Oxenham is the star of the independent film Pelada. It is a very cool movie/documentary that follows Gwendolyn and her now husband Luke as they play pick up soccer games (pelada in Portuguese) around the world. Brian and I were lucky enough to play in a pick up game with her which was a very cool experience. She recently released the book she was writing while shooting the film, and she continues to play in peladas every week.

In general, it was a very fun week where we got to meet many fascinating people, help the local and international community, and gain some exposure for Senda! I am already looking forward to next year!

Senda Sees International Players at SoCal Tournament

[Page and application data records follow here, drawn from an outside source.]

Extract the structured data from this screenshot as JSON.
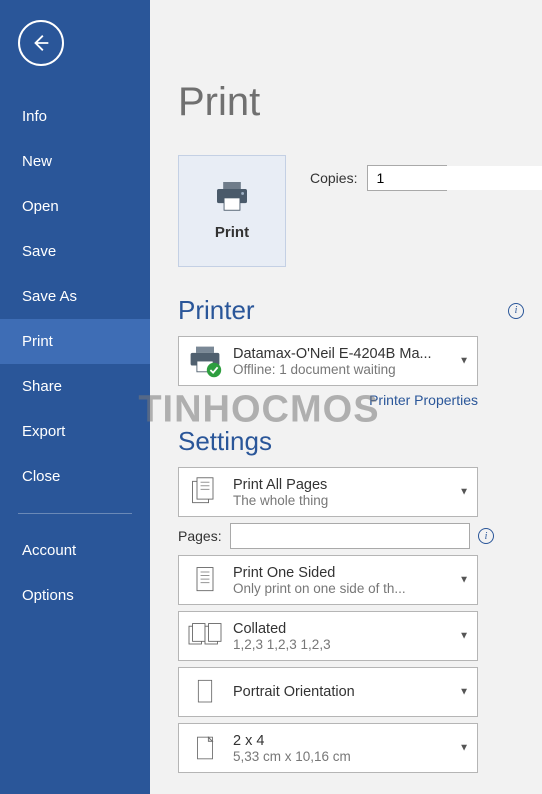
{
  "sidebar": {
    "items": [
      "Info",
      "New",
      "Open",
      "Save",
      "Save As",
      "Print",
      "Share",
      "Export",
      "Close"
    ],
    "secondary": [
      "Account",
      "Options"
    ],
    "selected_index": 5
  },
  "page": {
    "title": "Print"
  },
  "print_button": {
    "label": "Print"
  },
  "copies": {
    "label": "Copies:",
    "value": "1"
  },
  "printer_section": {
    "heading": "Printer"
  },
  "printer": {
    "name": "Datamax-O'Neil E-4204B Ma...",
    "status": "Offline: 1 document waiting",
    "properties_link": "Printer Properties"
  },
  "settings_section": {
    "heading": "Settings"
  },
  "settings": {
    "print_what": {
      "title": "Print All Pages",
      "sub": "The whole thing"
    },
    "pages_label": "Pages:",
    "pages_value": "",
    "sides": {
      "title": "Print One Sided",
      "sub": "Only print on one side of th..."
    },
    "collate": {
      "title": "Collated",
      "sub": "1,2,3    1,2,3    1,2,3"
    },
    "orientation": {
      "title": "Portrait Orientation"
    },
    "paper": {
      "title": "2 x 4",
      "sub": "5,33 cm x 10,16 cm"
    }
  },
  "watermark": "TINHOCMOS"
}
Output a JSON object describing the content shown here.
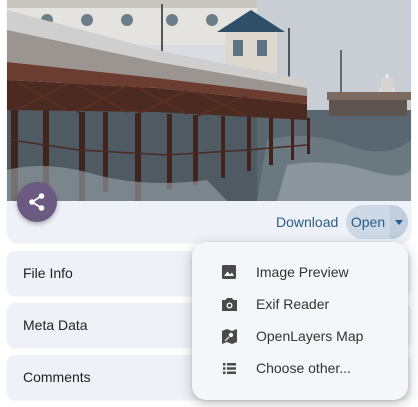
{
  "preview": {
    "image_alt": "Pier photo",
    "download_label": "Download",
    "open_label": "Open"
  },
  "sections": [
    {
      "label": "File Info"
    },
    {
      "label": "Meta Data"
    },
    {
      "label": "Comments"
    }
  ],
  "open_menu": {
    "items": [
      {
        "label": "Image Preview",
        "icon": "image-icon"
      },
      {
        "label": "Exif Reader",
        "icon": "camera-icon"
      },
      {
        "label": "OpenLayers Map",
        "icon": "map-icon"
      },
      {
        "label": "Choose other...",
        "icon": "list-icon"
      }
    ]
  },
  "colors": {
    "accent": "#2a5a87",
    "fab": "#6d5a83",
    "card_bg": "#eef2f8",
    "split_button_bg": "#cdd9e6"
  }
}
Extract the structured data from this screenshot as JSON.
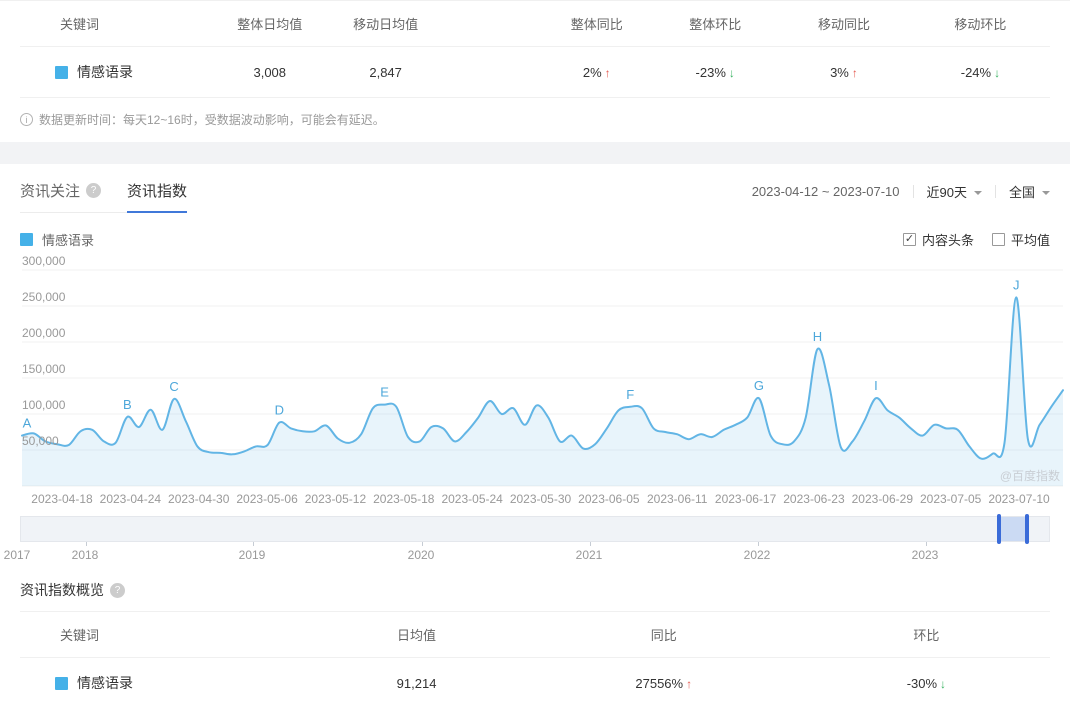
{
  "colors": {
    "accent_blue": "#4078d9",
    "keyword_swatch": "#45b1e8",
    "line_blue": "#62b5e5",
    "up_red": "#e4584e",
    "down_green": "#39b362",
    "slider_handle_blue": "#3a6bd8"
  },
  "top_table": {
    "headers": [
      "关键词",
      "整体日均值",
      "移动日均值",
      "整体同比",
      "整体环比",
      "移动同比",
      "移动环比"
    ],
    "row": {
      "keyword": "情感语录",
      "overall_daily": "3,008",
      "mobile_daily": "2,847",
      "overall_yoy": {
        "value": "2%",
        "direction": "up"
      },
      "overall_mom": {
        "value": "-23%",
        "direction": "down"
      },
      "mobile_yoy": {
        "value": "3%",
        "direction": "up"
      },
      "mobile_mom": {
        "value": "-24%",
        "direction": "down"
      }
    },
    "note": "数据更新时间：每天12~16时，受数据波动影响，可能会有延迟。"
  },
  "tabs": {
    "inactive": "资讯关注",
    "active": "资讯指数",
    "help_glyph": "?"
  },
  "controls": {
    "date_range": "2023-04-12 ~ 2023-07-10",
    "period": "近90天",
    "region": "全国"
  },
  "legend": {
    "keyword": "情感语录",
    "checkbox_checked": "内容头条",
    "checkbox_unchecked": "平均值",
    "check_glyph": "✓"
  },
  "watermark": "@百度指数",
  "chart_data": {
    "type": "area",
    "title": "资讯指数",
    "smooth": true,
    "grid": true,
    "area_fill": true,
    "legend": [
      "情感语录"
    ],
    "legend_position": "top-left",
    "x_start": "2023-04-12",
    "x_end": "2023-07-10",
    "ylim": [
      0,
      300000
    ],
    "y_ticks": [
      {
        "value": 50000,
        "label": "50,000"
      },
      {
        "value": 100000,
        "label": "100,000"
      },
      {
        "value": 150000,
        "label": "150,000"
      },
      {
        "value": 200000,
        "label": "200,000"
      },
      {
        "value": 250000,
        "label": "250,000"
      },
      {
        "value": 300000,
        "label": "300,000"
      }
    ],
    "x_tick_labels": [
      "2023-04-18",
      "2023-04-24",
      "2023-04-30",
      "2023-05-06",
      "2023-05-12",
      "2023-05-18",
      "2023-05-24",
      "2023-05-30",
      "2023-06-05",
      "2023-06-11",
      "2023-06-17",
      "2023-06-23",
      "2023-06-29",
      "2023-07-05",
      "2023-07-10"
    ],
    "series": [
      {
        "name": "情感语录",
        "values": [
          70000,
          73000,
          62000,
          58000,
          57000,
          76000,
          78000,
          62000,
          60000,
          96000,
          82000,
          106000,
          78000,
          121000,
          90000,
          55000,
          47000,
          46000,
          44000,
          48000,
          55000,
          57000,
          88000,
          80000,
          76000,
          76000,
          84000,
          66000,
          60000,
          72000,
          108000,
          113000,
          110000,
          68000,
          62000,
          82000,
          80000,
          62000,
          75000,
          95000,
          118000,
          100000,
          108000,
          85000,
          112000,
          95000,
          62000,
          70000,
          52000,
          58000,
          80000,
          105000,
          110000,
          108000,
          80000,
          75000,
          72000,
          65000,
          72000,
          68000,
          78000,
          85000,
          95000,
          122000,
          70000,
          58000,
          62000,
          95000,
          190000,
          140000,
          54000,
          62000,
          90000,
          122000,
          105000,
          95000,
          80000,
          70000,
          85000,
          80000,
          78000,
          55000,
          38000,
          45000,
          60000,
          262000,
          65000,
          85000,
          110000,
          133000
        ]
      }
    ],
    "markers": [
      {
        "label": "A",
        "index": 0
      },
      {
        "label": "B",
        "index": 9
      },
      {
        "label": "C",
        "index": 13
      },
      {
        "label": "D",
        "index": 22
      },
      {
        "label": "E",
        "index": 31
      },
      {
        "label": "F",
        "index": 52
      },
      {
        "label": "G",
        "index": 63
      },
      {
        "label": "H",
        "index": 68
      },
      {
        "label": "I",
        "index": 73
      },
      {
        "label": "J",
        "index": 85
      }
    ]
  },
  "timeline": {
    "years": [
      "2017",
      "2018",
      "2019",
      "2020",
      "2021",
      "2022",
      "2023"
    ],
    "selection": {
      "start_pct": 95.1,
      "end_pct": 97.9
    }
  },
  "overview": {
    "title": "资讯指数概览",
    "headers": [
      "关键词",
      "日均值",
      "同比",
      "环比"
    ],
    "row": {
      "keyword": "情感语录",
      "daily_avg": "91,214",
      "yoy": {
        "value": "27556%",
        "direction": "up"
      },
      "mom": {
        "value": "-30%",
        "direction": "down"
      }
    }
  }
}
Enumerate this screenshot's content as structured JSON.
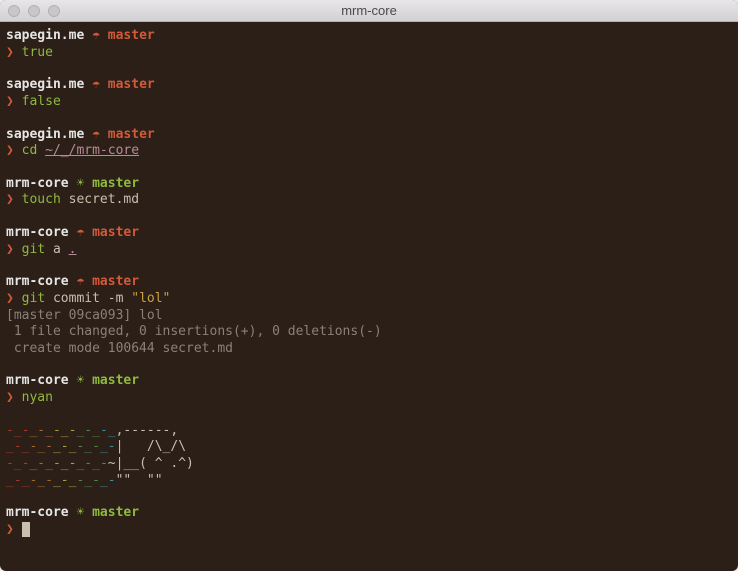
{
  "window": {
    "title": "mrm-core"
  },
  "icons": {
    "umbrella": "☂",
    "sun": "☀"
  },
  "blocks": [
    {
      "dir": "sapegin.me",
      "dirty": true,
      "branch": "master",
      "cmd_green": "true"
    },
    {
      "dir": "sapegin.me",
      "dirty": true,
      "branch": "master",
      "cmd_green": "false"
    },
    {
      "dir": "sapegin.me",
      "dirty": true,
      "branch": "master",
      "cmd_green": "cd",
      "cmd_magenta": "~/_/mrm-core"
    },
    {
      "dir": "mrm-core",
      "dirty": false,
      "branch": "master",
      "cmd_green": "touch",
      "cmd_plain": "secret.md"
    },
    {
      "dir": "mrm-core",
      "dirty": true,
      "branch": "master",
      "cmd_green": "git",
      "cmd_plain": "a",
      "cmd_magenta": "."
    },
    {
      "dir": "mrm-core",
      "dirty": true,
      "branch": "master",
      "cmd_green": "git",
      "cmd_plain": "commit -m",
      "cmd_string": "\"lol\"",
      "output": [
        "[master 09ca093] lol",
        " 1 file changed, 0 insertions(+), 0 deletions(-)",
        " create mode 100644 secret.md"
      ]
    },
    {
      "dir": "mrm-core",
      "dirty": false,
      "branch": "master",
      "cmd_green": "nyan",
      "nyan": true
    },
    {
      "dir": "mrm-core",
      "dirty": false,
      "branch": "master",
      "cursor": true
    }
  ],
  "nyan": {
    "row1": {
      "rainbow": "-_-_-_-_-_-_-_",
      "cat": ",------,"
    },
    "row2": {
      "rainbow": "_-_-_-_-_-_-_-",
      "cat": "|   /\\_/\\"
    },
    "row3": {
      "rainbow": "-_-_-_-_-_-_-",
      "cat": "~|__( ^ .^)"
    },
    "row4": {
      "rainbow": "_-_-_-_-_-_-_-",
      "cat": "\"\"  \"\""
    }
  }
}
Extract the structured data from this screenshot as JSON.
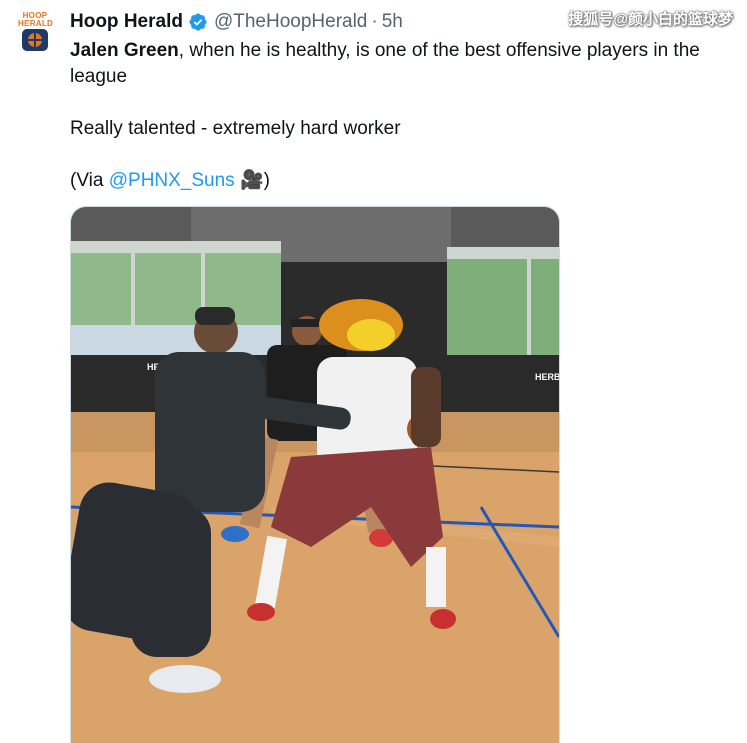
{
  "tweet": {
    "author_name": "Hoop Herald",
    "handle": "@TheHoopHerald",
    "separator": "·",
    "time": "5h",
    "text_bold": "Jalen Green",
    "text_line1_rest": ", when he is healthy, is one of the best offensive players in the league",
    "text_line2": "Really talented - extremely hard worker",
    "via_prefix": "(Via ",
    "via_mention": "@PHNX_Suns",
    "via_suffix": " 🎥)"
  },
  "avatar": {
    "logo_text_top": "HOOP",
    "logo_text_bottom": "HERALD"
  },
  "watermark": "搜狐号@颜小白的篮球梦",
  "media": {
    "wall_sign_left": "HERBA",
    "wall_sign_right": "HERB",
    "icon": "video-camera-icon",
    "colors": {
      "floor": "#d9a36a",
      "court_line": "#2458b8",
      "wall": "#2b2b2b"
    }
  },
  "colors": {
    "link": "#1d9bf0",
    "muted": "#536471",
    "verified": "#1d9bf0"
  }
}
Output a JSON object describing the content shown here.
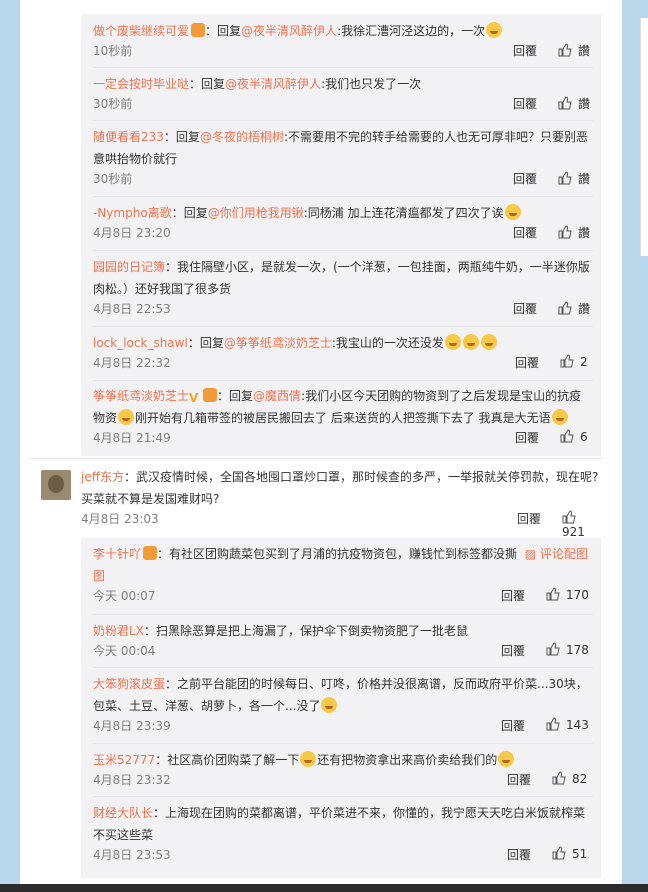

Brian & Mike (Senda) with Steven Ireland (Aston Villa), Victor Anichebe (Everton), Shaun Wright-Phillips (Queens Park Rangers), Zat Knight (Bolton Wanderers), & Ashley Cole (Chelsea)

Senda sponsored the Adam Muchnick International Soccer Camp held a few weeks ago in Newport Beach, CA. For four days, children between the ages of 5-16 got to play their favorite sport– and interact with some famous players. Senda was also able to get up close and personal with a variety of English Premier League and Championship stars including Shaun Wright-Phillips (Queens Park Rangers), Ashley Cole (Chelsea), Steven Ireland (Aston Villa), Zat Night (Bolton), Victor Anichebe (Everton),  and Dexter Blackstock (Nottingham Forest). The camp gave a portion of its proceeds to the Children’s Foundation in Guatemala, where Shaun Wright-Phillips has been an ambassador since 2007.

The camp organizer, Adam Muchnick, is a former lawyer turned professional soccer agent. Many of the coaches at the tournament were either professional players, club coaches, or scouts.

Senda was represented at the tournament by Director of Business Development and Marketing Mike, and his brother, Brian. Mike explained his experience at the tournament, “All of the players were really nice. They were well-spoken and seemed to genuinely care about giving back to the community.  They even kicked around a Senda Valor with some of the campers, and many of them respected the Fair Trade aspect. Shaun Wright-Phillips even came up to me and said ‘Best of luck with the new company.  I hope it works out.’”

Some of Mike’s highlights during the tournament include Zat Knight being in denial of how tall he really is, Ashley Cole missing a penalty kick, the players unanimously agreeing that Lionel Messi is the best player in the world, and Shaun Wright-Phillips talking about overcoming adversity to succeed. Numerous scouts passed on him because he was short, but he did not let that stop him.

This was the first year that Muchnick hosted the tournament. Due to its success, another camp next year is likely. Senda hopes to be there once again!

Ashley Cole (Chelsea) with Mike and Brian

Victor Anichebe (Everton) with Mike & Brian

Dexter Blackstock (Nottingham Forest), Victor Anichebe (Evertone), Shaun Wright-Phillips (Queens Park Rangers), Zat Knight (Bolton Wanderers), & Ashley Cole (Chelsea)

Zat Knight (Bolton Wanderers) with Mike